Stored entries
====
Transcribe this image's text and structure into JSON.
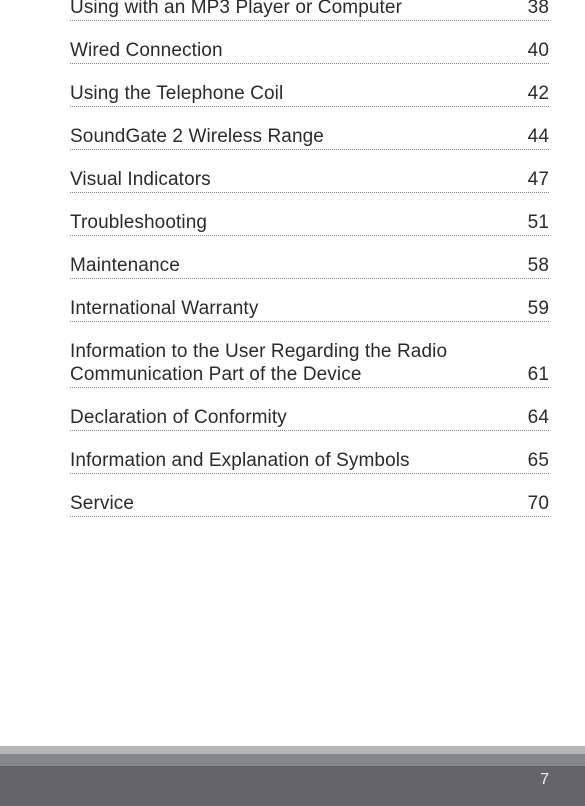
{
  "toc": {
    "entries": [
      {
        "title": "Using with an MP3 Player or Computer",
        "page": "38"
      },
      {
        "title": "Wired Connection",
        "page": "40"
      },
      {
        "title": "Using the Telephone Coil",
        "page": "42"
      },
      {
        "title": "SoundGate 2 Wireless Range",
        "page": "44"
      },
      {
        "title": "Visual Indicators",
        "page": "47"
      },
      {
        "title": "Troubleshooting",
        "page": "51"
      },
      {
        "title": "Maintenance",
        "page": "58"
      },
      {
        "title": "International Warranty",
        "page": "59"
      },
      {
        "title": "Information to the User Regarding the Radio\nCommunication Part of the Device",
        "page": "61"
      },
      {
        "title": "Declaration of Conformity",
        "page": "64"
      },
      {
        "title": "Information and Explanation of Symbols",
        "page": "65"
      },
      {
        "title": "Service",
        "page": "70"
      }
    ]
  },
  "footer": {
    "page_number": "7"
  }
}
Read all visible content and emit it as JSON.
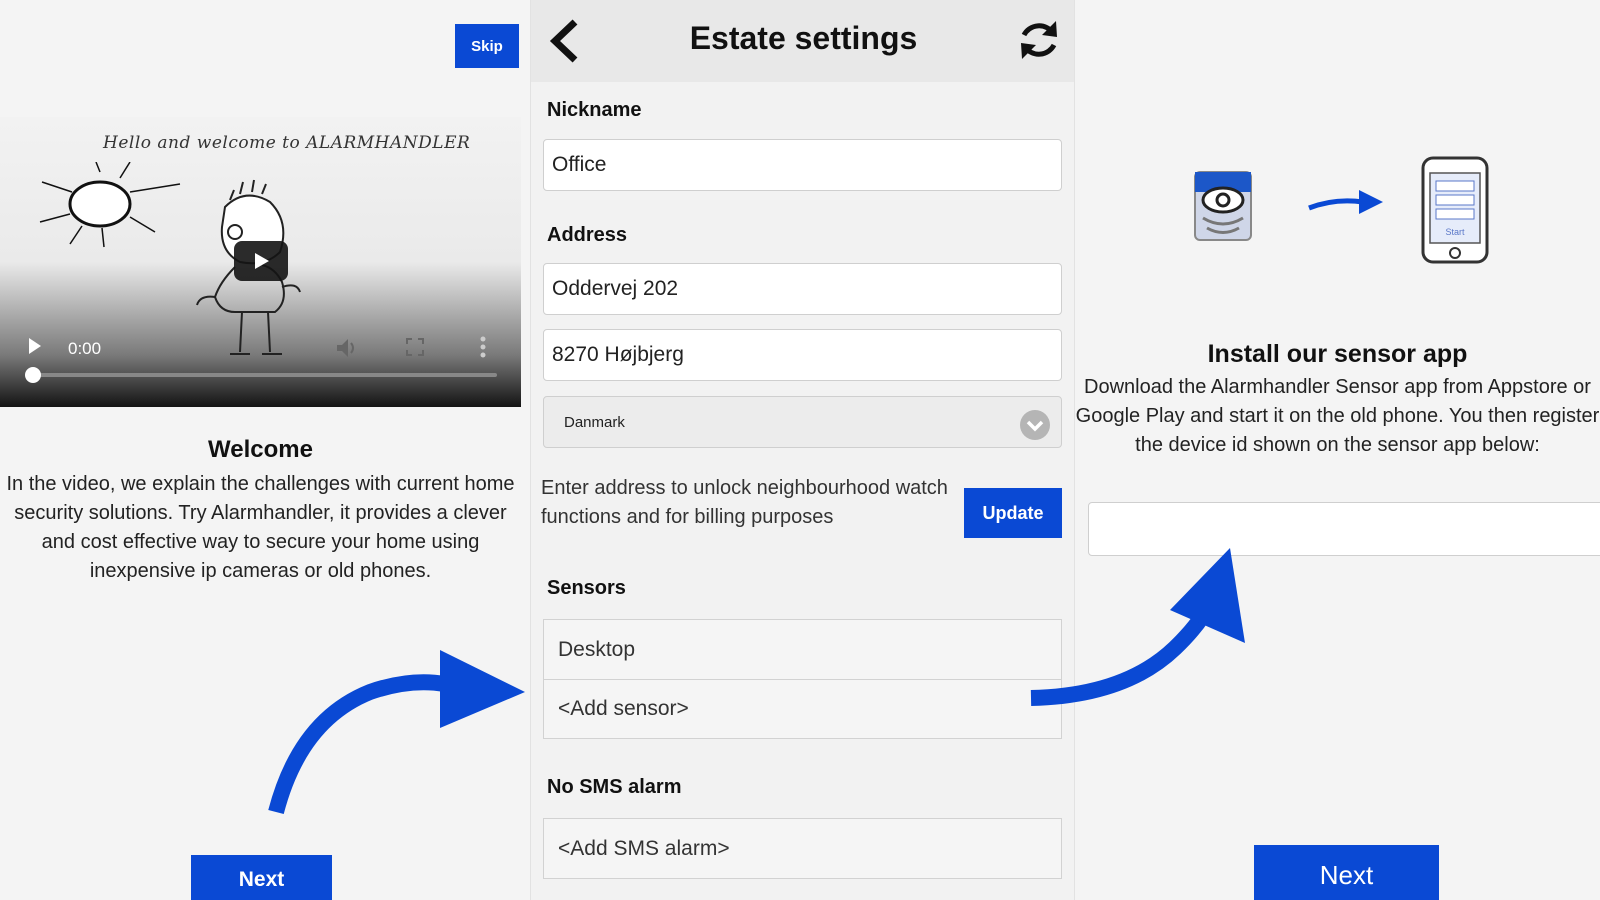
{
  "welcome_screen": {
    "skip_label": "Skip",
    "video": {
      "caption": "Hello and welcome to ALARMHANDLER",
      "time": "0:00"
    },
    "title": "Welcome",
    "text": "In the video, we explain the challenges with current home security solutions. Try Alarmhandler, it provides a clever and cost effective way to secure your home using inexpensive ip cameras or old phones.",
    "next_label": "Next"
  },
  "estate_settings": {
    "title": "Estate settings",
    "nickname_label": "Nickname",
    "nickname_value": "Office",
    "address_label": "Address",
    "address_line1": "Oddervej 202",
    "address_line2": "8270 Højbjerg",
    "country": "Danmark",
    "address_note": "Enter address to unlock neighbourhood watch functions and for billing purposes",
    "update_label": "Update",
    "sensors_label": "Sensors",
    "sensors": [
      "Desktop",
      "<Add sensor>"
    ],
    "sms_label": "No SMS alarm",
    "sms_items": [
      "<Add SMS alarm>"
    ]
  },
  "sensor_app_screen": {
    "title": "Install our sensor app",
    "text": "Download the Alarmhandler Sensor app from Appstore or Google Play and start it on the old phone. You then register the device id shown on the sensor app below:",
    "device_id_value": "",
    "phone_screen_label": "Start",
    "next_label": "Next"
  },
  "colors": {
    "accent": "#0a49d4",
    "panel_bg": "#f4f4f4",
    "header_bg": "#e8e8e8"
  },
  "icons": [
    "play-icon",
    "volume-icon",
    "fullscreen-icon",
    "more-icon",
    "back-icon",
    "refresh-icon",
    "chevron-down-icon",
    "sensor-camera-icon",
    "arrow-right-icon",
    "phone-icon"
  ]
}
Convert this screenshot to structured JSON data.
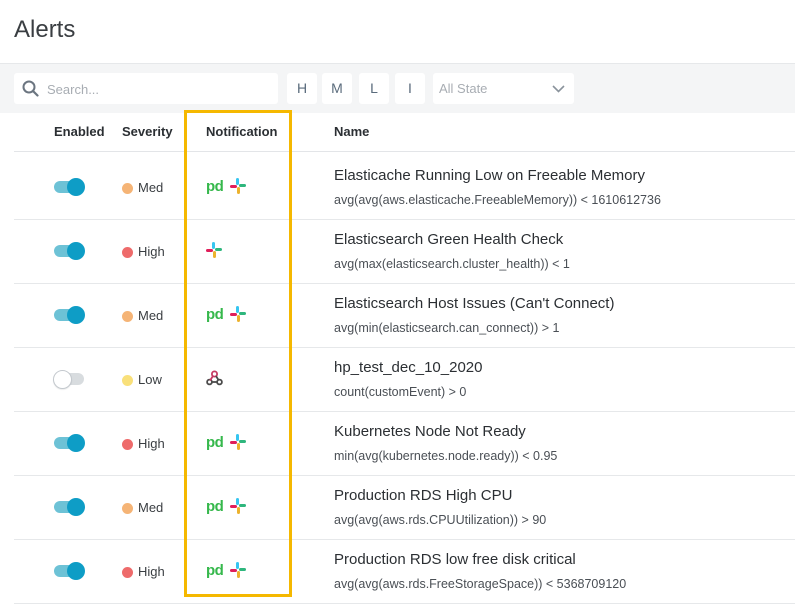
{
  "page": {
    "title": "Alerts"
  },
  "filters": {
    "search_placeholder": "Search...",
    "severity_buttons": [
      "H",
      "M",
      "L",
      "I"
    ],
    "state_select": "All State"
  },
  "columns": {
    "enabled": "Enabled",
    "severity": "Severity",
    "notification": "Notification",
    "name": "Name"
  },
  "severity_colors": {
    "High": "#ee6b6b",
    "Med": "#f5b476",
    "Low": "#f9e07a"
  },
  "accent_color": "#0e9dc6",
  "highlight_color": "#f5b800",
  "alerts": [
    {
      "enabled": true,
      "severity": "Med",
      "notifications": [
        "pagerduty-icon",
        "slack-icon"
      ],
      "name": "Elasticache Running Low on Freeable Memory",
      "query": "avg(avg(aws.elasticache.FreeableMemory)) < 1610612736"
    },
    {
      "enabled": true,
      "severity": "High",
      "notifications": [
        "slack-icon"
      ],
      "name": "Elasticsearch Green Health Check",
      "query": "avg(max(elasticsearch.cluster_health)) < 1"
    },
    {
      "enabled": true,
      "severity": "Med",
      "notifications": [
        "pagerduty-icon",
        "slack-icon"
      ],
      "name": "Elasticsearch Host Issues (Can't Connect)",
      "query": "avg(min(elasticsearch.can_connect)) > 1"
    },
    {
      "enabled": false,
      "severity": "Low",
      "notifications": [
        "webhook-icon"
      ],
      "name": "hp_test_dec_10_2020",
      "query": "count(customEvent) > 0"
    },
    {
      "enabled": true,
      "severity": "High",
      "notifications": [
        "pagerduty-icon",
        "slack-icon"
      ],
      "name": "Kubernetes Node Not Ready",
      "query": "min(avg(kubernetes.node.ready)) < 0.95"
    },
    {
      "enabled": true,
      "severity": "Med",
      "notifications": [
        "pagerduty-icon",
        "slack-icon"
      ],
      "name": "Production RDS High CPU",
      "query": "avg(avg(aws.rds.CPUUtilization)) > 90"
    },
    {
      "enabled": true,
      "severity": "High",
      "notifications": [
        "pagerduty-icon",
        "slack-icon"
      ],
      "name": "Production RDS low free disk critical",
      "query": "avg(avg(aws.rds.FreeStorageSpace)) < 5368709120"
    }
  ]
}
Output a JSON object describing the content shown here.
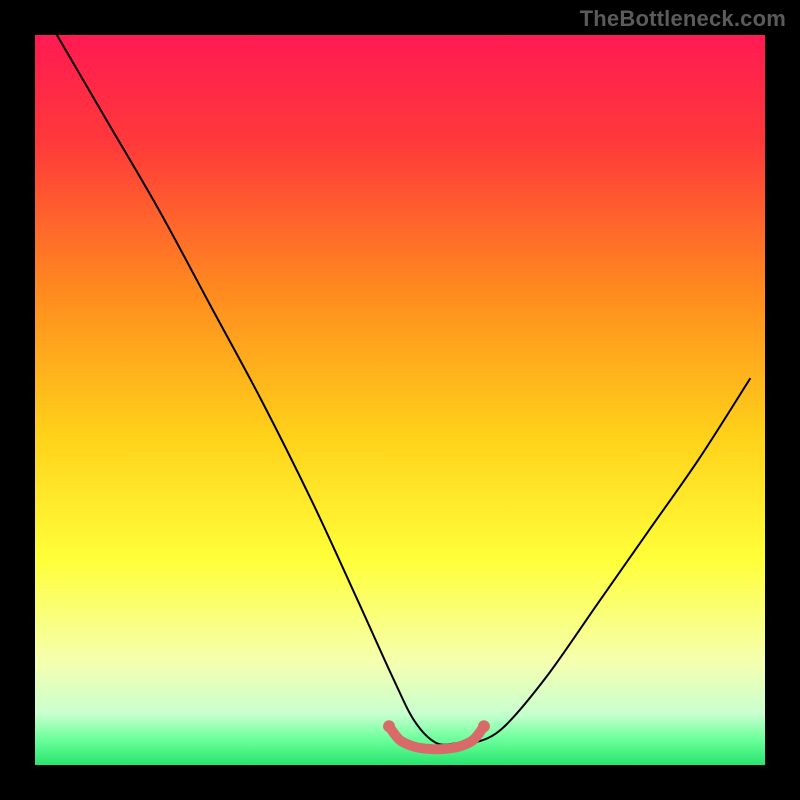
{
  "watermark": "TheBottleneck.com",
  "chart_data": {
    "type": "line",
    "title": "",
    "xlabel": "",
    "ylabel": "",
    "xlim": [
      0,
      100
    ],
    "ylim": [
      0,
      100
    ],
    "background_gradient": {
      "stops": [
        {
          "offset": 0.0,
          "color": "#ff1a52"
        },
        {
          "offset": 0.15,
          "color": "#ff3a3a"
        },
        {
          "offset": 0.35,
          "color": "#ff8a1f"
        },
        {
          "offset": 0.55,
          "color": "#ffd21a"
        },
        {
          "offset": 0.72,
          "color": "#ffff3a"
        },
        {
          "offset": 0.86,
          "color": "#f5ffb0"
        },
        {
          "offset": 0.93,
          "color": "#c8ffcf"
        },
        {
          "offset": 0.965,
          "color": "#6bff9b"
        },
        {
          "offset": 1.0,
          "color": "#28e56f"
        }
      ]
    },
    "series": [
      {
        "name": "bottleneck-curve",
        "color": "#000000",
        "width": 2,
        "x": [
          3,
          10,
          17,
          24,
          31,
          38,
          44,
          49,
          52,
          55,
          58,
          60,
          64,
          70,
          77,
          84,
          91,
          98
        ],
        "y": [
          100,
          88,
          76,
          63,
          50,
          36,
          23,
          12,
          6,
          3,
          3,
          3,
          5,
          12,
          22,
          32,
          42,
          53
        ]
      }
    ],
    "highlight_segment": {
      "name": "optimal-range",
      "color": "#d86a6a",
      "width": 10,
      "x": [
        48.5,
        50,
        52,
        54,
        56,
        58,
        60,
        61.5
      ],
      "y": [
        5.3,
        3.4,
        2.5,
        2.2,
        2.2,
        2.5,
        3.4,
        5.3
      ],
      "endpoints": [
        {
          "x": 48.5,
          "y": 5.3
        },
        {
          "x": 61.5,
          "y": 5.3
        }
      ]
    }
  }
}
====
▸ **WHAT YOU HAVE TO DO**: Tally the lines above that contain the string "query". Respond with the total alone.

▸ **EXERCISE OUTPUT**: 7